Exercise description
Report every line of the records below that contains the word "main".

(Data to examine begins)

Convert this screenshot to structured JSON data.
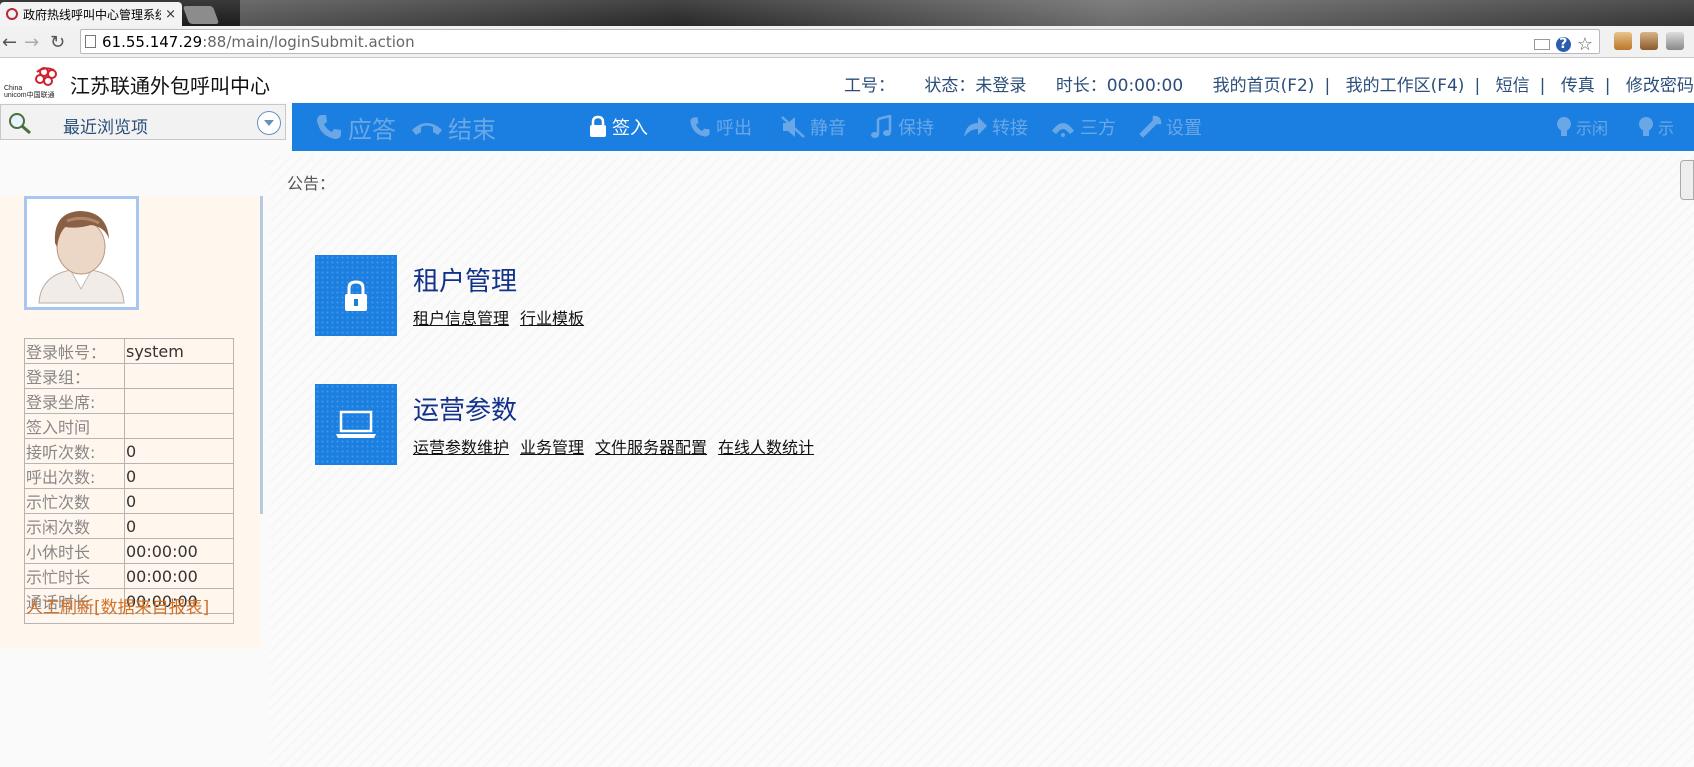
{
  "browser": {
    "tab_title": "政府热线呼叫中心管理系统",
    "tab_close": "×",
    "url_host": "61.55.147.29",
    "url_path": ":88/main/loginSubmit.action",
    "help_glyph": "?",
    "star_glyph": "☆",
    "back_glyph": "←",
    "forward_glyph": "→",
    "reload_glyph": "↻"
  },
  "header": {
    "title": "江苏联通外包呼叫中心",
    "worker_id_label": "工号：",
    "status_label": "状态：未登录",
    "duration_label": "时长：00:00:00",
    "links": [
      "我的首页(F2)",
      "我的工作区(F4)",
      "短信",
      "传真",
      "修改密码"
    ]
  },
  "left_toolbar": {
    "label": "最近浏览项"
  },
  "toolbar": {
    "answer": "应答",
    "hangup": "结束",
    "signin": "签入",
    "callout": "呼出",
    "mute": "静音",
    "hold": "保持",
    "transfer": "转接",
    "three_way": "三方",
    "settings": "设置",
    "idle": "示闲",
    "busy_partial": "示"
  },
  "profile": {
    "rows": [
      {
        "label": "登录帐号：",
        "value": "system"
      },
      {
        "label": "登录组：",
        "value": ""
      },
      {
        "label": "登录坐席:",
        "value": ""
      },
      {
        "label": "签入时间",
        "value": ""
      },
      {
        "label": "接听次数:",
        "value": "0"
      },
      {
        "label": "呼出次数:",
        "value": "0"
      },
      {
        "label": "示忙次数",
        "value": "0"
      },
      {
        "label": "示闲次数",
        "value": "0"
      },
      {
        "label": "小休时长",
        "value": "00:00:00"
      },
      {
        "label": "示忙时长",
        "value": "00:00:00"
      },
      {
        "label": "通话时长",
        "value": "00:00:00"
      }
    ],
    "refresh_text": "人工刷新[数据来自报表]"
  },
  "main": {
    "notice_label": "公告：",
    "modules": [
      {
        "title": "租户管理",
        "icon": "lock-icon",
        "links": [
          "租户信息管理",
          "行业模板"
        ]
      },
      {
        "title": "运营参数",
        "icon": "laptop-icon",
        "links": [
          "运营参数维护",
          "业务管理",
          "文件服务器配置",
          "在线人数统计"
        ]
      }
    ]
  },
  "colors": {
    "toolbar_blue": "#1a7fe0",
    "header_text": "#2b4f7a",
    "module_title": "#12318a",
    "refresh_text": "#d2722a"
  }
}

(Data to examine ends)

Expected output
    "url_path": ":88/main/loginSubmit.action",
  "main": {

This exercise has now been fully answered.